I know I’m more than my fertility. I know becoming a parent doesn’t magically bring fulfillment to a life that has none, and my life has plenty. I’m a writer, a musician, a gamer, a costumer, a marathoner
on Netflix, an epic consumer of geeky and girly pop culture, a personal assistant to my pets, and a daughter, sister, and aunt whose family is a huge part of my life. I want to keep being all of those things for as long as I can, and there’s nothing on that list that I want to give up in exchange for parenthood.
Am I really a retrogressive cliche if I want to add “a parent” to that list, though? If I look at my friends who are expecting their third baby and experience complicated feelings ranging from frustration to relief about the fact that it’ll never happen for me, at least not the way it happened for them? If telling someone I’m in love with that I can never make a baby with them isn’t something I’m looking forward to? If, even though I’m in no position to become a parent right now, the idea of being just Aunt Amethyst forever isn’t enough for me, and that someday I want to be Mom? If I kind of hate the fact that I’m in no position to become a parent right now?
And then there’s a weird aspect to all of this that is so complicated that I’ve already deleted and restarted this paragraph five times. Aside from the issue of whether or not I can reproduce, there’s just something, well, weird about the idea of cutting out sex organs when you were lucky enough to be born with the ones that match your gender identity. Intellectually, I know ovaries or uteri don’t make the woman. Some women were born without either one, and I don’t believe for a second that they’re less female than women who were born with both.
But sometimes there’s a significant gap between what the conscious mind knows and what the subconscious mind fears. While I was recovering from my hysterectomy, I had a recurring nightmare about growing testicles. I realize how privileged I am in that it was a nightmare I could easily wake up from. But it wasn’t very reassuring when I was Googling stories about younger women who’d had a hysterectomy and only found stories from transgender men. (Side note – guys, keep telling your stories!

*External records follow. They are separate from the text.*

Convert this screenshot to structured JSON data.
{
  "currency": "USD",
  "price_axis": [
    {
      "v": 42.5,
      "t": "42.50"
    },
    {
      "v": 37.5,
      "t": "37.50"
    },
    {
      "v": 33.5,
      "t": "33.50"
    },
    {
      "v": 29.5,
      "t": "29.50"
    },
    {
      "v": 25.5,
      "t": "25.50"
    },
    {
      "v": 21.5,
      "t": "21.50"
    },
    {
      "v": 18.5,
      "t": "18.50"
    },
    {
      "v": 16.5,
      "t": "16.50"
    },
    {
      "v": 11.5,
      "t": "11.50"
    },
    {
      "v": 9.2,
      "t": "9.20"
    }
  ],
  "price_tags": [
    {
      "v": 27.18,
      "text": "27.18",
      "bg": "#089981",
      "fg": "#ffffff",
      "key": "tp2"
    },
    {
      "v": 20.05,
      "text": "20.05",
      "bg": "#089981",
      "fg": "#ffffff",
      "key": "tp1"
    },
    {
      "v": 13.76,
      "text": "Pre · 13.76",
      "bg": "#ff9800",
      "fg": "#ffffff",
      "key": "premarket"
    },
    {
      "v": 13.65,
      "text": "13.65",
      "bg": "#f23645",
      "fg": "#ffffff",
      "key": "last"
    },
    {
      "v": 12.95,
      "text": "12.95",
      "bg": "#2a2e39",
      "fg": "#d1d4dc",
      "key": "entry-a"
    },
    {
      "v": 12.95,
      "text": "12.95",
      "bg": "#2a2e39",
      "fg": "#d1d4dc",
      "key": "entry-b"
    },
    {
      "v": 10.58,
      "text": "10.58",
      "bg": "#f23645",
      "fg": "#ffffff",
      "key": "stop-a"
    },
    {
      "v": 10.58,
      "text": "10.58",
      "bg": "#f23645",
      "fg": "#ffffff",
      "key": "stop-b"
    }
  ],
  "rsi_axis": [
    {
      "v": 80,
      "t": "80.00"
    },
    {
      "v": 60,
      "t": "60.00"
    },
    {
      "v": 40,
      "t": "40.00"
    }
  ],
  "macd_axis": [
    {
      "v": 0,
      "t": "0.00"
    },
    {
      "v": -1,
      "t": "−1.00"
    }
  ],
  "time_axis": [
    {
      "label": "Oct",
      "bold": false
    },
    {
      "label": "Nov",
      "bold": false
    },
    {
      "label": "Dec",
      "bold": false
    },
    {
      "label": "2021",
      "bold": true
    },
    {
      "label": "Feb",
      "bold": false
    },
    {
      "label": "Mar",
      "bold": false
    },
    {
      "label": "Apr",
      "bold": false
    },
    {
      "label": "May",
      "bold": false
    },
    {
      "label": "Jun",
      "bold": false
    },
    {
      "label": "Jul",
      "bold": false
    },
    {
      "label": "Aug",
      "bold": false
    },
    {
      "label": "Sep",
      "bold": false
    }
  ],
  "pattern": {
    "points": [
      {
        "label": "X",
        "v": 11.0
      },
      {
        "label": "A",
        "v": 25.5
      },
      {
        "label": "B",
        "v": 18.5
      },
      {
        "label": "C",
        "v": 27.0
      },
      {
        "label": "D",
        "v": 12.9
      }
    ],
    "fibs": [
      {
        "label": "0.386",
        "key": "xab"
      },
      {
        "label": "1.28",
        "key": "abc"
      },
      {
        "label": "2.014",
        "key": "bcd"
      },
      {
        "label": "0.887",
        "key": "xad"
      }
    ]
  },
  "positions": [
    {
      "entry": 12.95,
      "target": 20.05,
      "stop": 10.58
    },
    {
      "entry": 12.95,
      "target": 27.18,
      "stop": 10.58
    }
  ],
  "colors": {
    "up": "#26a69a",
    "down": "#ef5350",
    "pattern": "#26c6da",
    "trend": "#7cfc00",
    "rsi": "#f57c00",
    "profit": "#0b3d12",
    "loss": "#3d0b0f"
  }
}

I’m definitely not saying they’re a problem just because they weren’t relevant to one cis lady.) I remember one delirious, pain-med-fueled moment where I was clutching my spayed dog crying “YOU’RE THE ONLY ONE WHO UNDERSTANDS ME!!!” And she was like, You gonna eat that cereal?
I feel like this is where I’m supposed to put some succinct summary, but the whole point is that there isn’t one. I stand by my choice and would make it again. Sometimes I resent my body for forcing me to make it. Sometimes I hear my friends talking about their periods, and I’m overcome with relief that I’ll never experience another one. Other times I see pictures of their babies on Facebook and go play Tori Amos’ “Spark” on a loop. Then I hear stories about poop and vomit and chapped, bleeding nipples, and I’m like, “Nah, I’m good.” I see women with unplanned babies that were a struggle, but ended up being one of the best parts of their lives, and I feel a little wistful about the knowledge that that kind of surprise isn’t an option for me. Then I see other women who dearly love their surprise baby but whose lives have yet to fully recover from an extra burden that they truly didn’t have the resources to deal with, and I say a million prayers of thanks that it’ll never happen to me.
I don’t think any of this makes me a monster. But don’t tell me it makes me an antifeminist cliche.